Hi, I’m Mikeal, I created PouchDB. After a year or so I handed that project off to some great maintainers that made it much better as I had grown a little skeptical of the replication model and wanted to pursue some alternatives.
It’s been about 10 years, much longer than I thought it would take, but I have a young project that finally realizes the ideas I had back then.
Sometime after PouchDB was created I realized that it just wasn’t going to work to replicate a whole database to every client. In fact, even a view of the database wasn’t going to work, because the developer isn’t in a position to really understand the replication profile of every user on all of their devices, you need a model that has partial, or more accurately “selective” replication based on what the application accesses in real time.

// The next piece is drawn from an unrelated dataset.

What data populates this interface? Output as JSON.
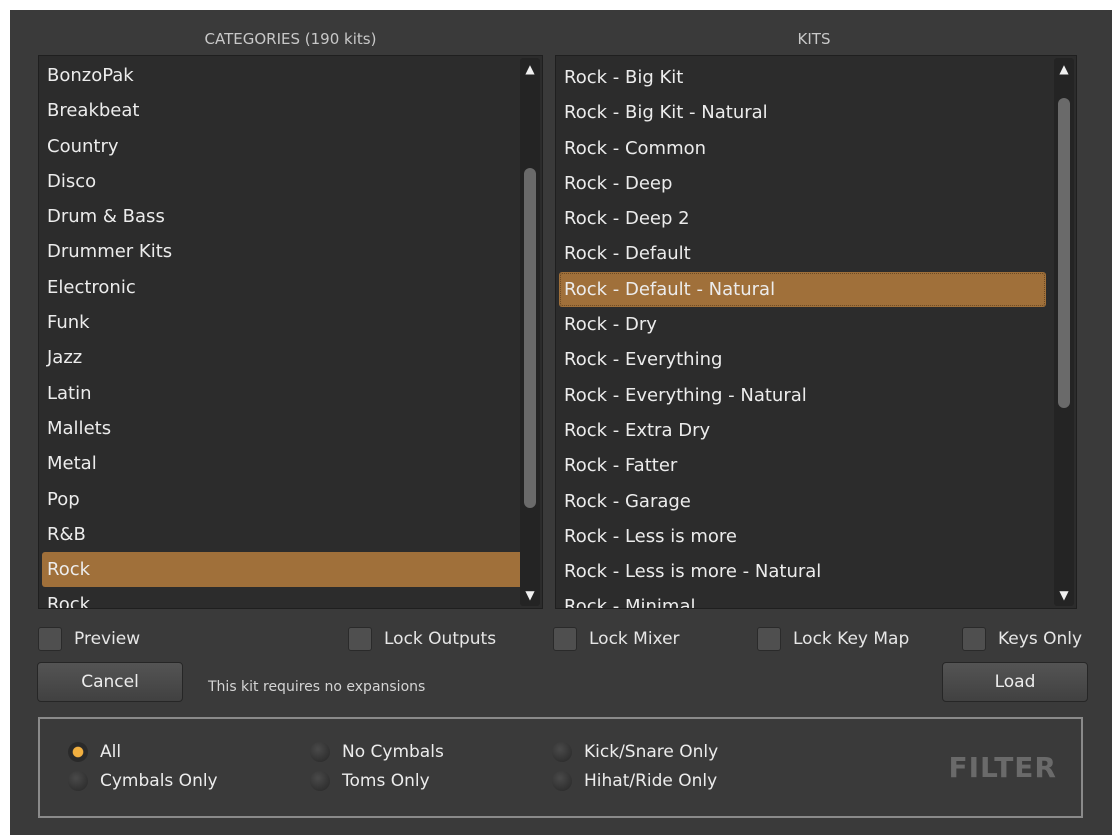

I became convinced that the right primitives were already present in git: merkle trees. Unfortunately, git did a very poor job of surfacing those primitives for general use and I wasn’t having much luck finding the right approach myself.
Shortly after joining Protocol Labs I realized they had already figured this out in a project called IPLD. Not long after that, I started leading the IPLD project/team and then putting together my ideal database whenever I found a free moment.
It’s very young, lots of missing features, still working on some better data-structures for indexing, but it is very much a database that replicates the way git does and approaches indexing over a primary store the way CouchDB does, but there’s a lot more too.
With these primitives we can easily nest databases inside of other databases (and create unified indexes over them) and we can easily extend the data types in the database to user provided types. Using some of these features it already supports streams of binary data, databases in databases, and linking between pieces of data.
Let me know what you think, there’s still plenty of work to do, but it has 100% code coverage, so it does what it says it does :) https://github.com/mikeal/dagdb